- By Sheryl Yang
How to extend BIM’s values from design and construction phase to facility operation and maintenance (O&M) phase? This is a question that many facility owners with pioneering spirits have been asking. All the valuable information captured in the design and construction process does not have to die after the handover – it can connect with existing Facilities Management (FM) applications and serve as digitized data repository to be used for O&M purposes.
I’m very interested in this topic of “BIM for Owners” – actually it became my PhD dissertation topic and the research studies I have conducted before aimed to answer some of the key questions, e.g., what information is required for facilities maintenance? What are the existing data sources for maintenance staff? How to integrate the required information in BIM? How to automatically retrieve relevant information for a given work order? What are the visualization techniques that can be used to display the retrieved information? More information about my previous work:
Article in AECBytes - Integration of BIM with Facility Systems to Support HVAC Troubleshooting:
HVAC diagnosis game - BIM for facilities maintenance:
After I joined Autodesk and started working as a BIM 360 consultant, I’m very excited to see the huge impacts BIM 360 platform can make for construction project execution workflows, and especially the functionality of capturing as-built asset information along the way in construction process. In this blog, I want to share some of my ideas about the potentials of using BIM 360 Field Equipment’s out-of-the-box functionality from the perspective of owners and facility managers, and in next follow-up blog I will share some of my experiences and thoughts about how to use APIs to integrate BIM 360 Field Equipment with Facility Management applications.
Below is a screenshot of BIM 360 Field Equipment on iPad, and users can tap on different sub-modules from top of the screen to access different information associated with this specific piece of equipment:
(1) Details: the screenshot shows the detailed properties and values for this equipment, e.g., serial number, asset ID, install date, warranty start/end date.
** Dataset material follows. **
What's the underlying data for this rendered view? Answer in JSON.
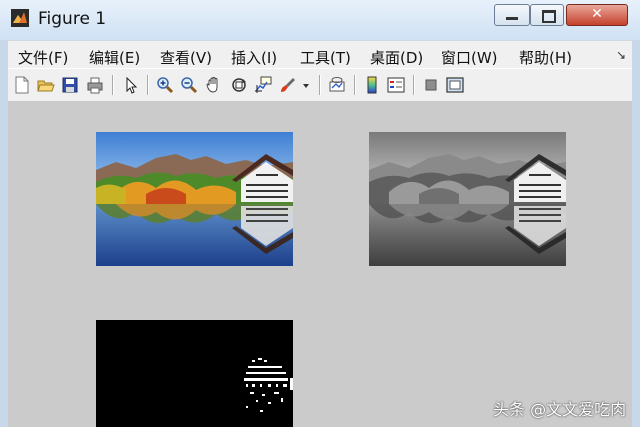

This set of properties can be customized by BIM 360 Field project admins and can be varied for different types of equipment– therefore project teams can decide what information they want to collect for their equipment. Many of these properties may not be important for designers or contractors, but would be necessary for owners and FM teams, such as the warranty information. If owners can specify what information they want to be captured in the design-construction process and include it as part of the handover requirements, it will be very beneficial to smoothly transfer data to O&M. COBie is a good resource (http://www.wbdg.org/resources/cobie.php) for owners and FM teams to use to specify what they need in the handover. As a matter of fact, some of the standard properties we provide in BIM 360 Field Equipment already refer to COBie standard properties.
(2) Checklists: any checklist related with this piece of equipment would be accessible here, e.g., commissioning checklist. If FM teams want to use this, I think it will be a good place to link preventive maintenance checklist for equipment asset.
(3) Issues: problems or observations related with this piece of equipment. Currently this is mainly used to capture issues in the commissioning and handover process. One of our customers, who is an owner representative, asked me if the name can be changed to “Work Orders”. We can’t provide it now, but I think it is a very interesting idea.
(4) Attachments: all the documents related with this piece of equipment can be uploaded here, such as O&M manuals, specs, and submittals. I think this means a lot to maintenance technicians who usually work onsite and need to access various documents back in the office. With all the related documents available and accessible on iPad, this can save tons of time and trouble for technicians to travel back and forth between jobsite and office, dig into piles of documents in archive, or carry prints to jobsite.
(5) Activity: this is like a notebook and running log where users can record what they have done for this equipment.
(6) Tasks: this is linked to BIM 360 Field Tasks module and tasks associated with this equipment will be accessible here.
Moreover, the list of equipment and information related with equipment can be directly linked from coordinated models from BIM 360 Glue. This is a process we call “Field-Glue Integration”. Follow these posts for additional information on Field-Glue Integration (1. Adding data from the field to your model just got easier 2. Enrich 3D model data with construction & commissioning level detail)
If an equipment record is created from linking BIM, the 3D model component can be accessed from Field and users can jump to an immersive virtual environment to navigate and check the surrounding components and spaces. This is very helpful for maintenance technicians to “see through walls or ceilings” to trace pipework/ductwork and locate asset components. I found an interesting and successful use case shared by Peter Strazdas - the associate vice president of Facilities Management at Western Michigan University (WMU), during his talk at Autodesk University 2014, about how they use Glue iPad and BIM for maintenance activities: http://au.autodesk.com/au-online/classes-on-demand/class-catalog/2014/navisworks/bo6124 (start watching from 44:00).
In next blog I will share some of my experiences and thoughts about how to use APIs to integrate BIM 360 Field with FM applications.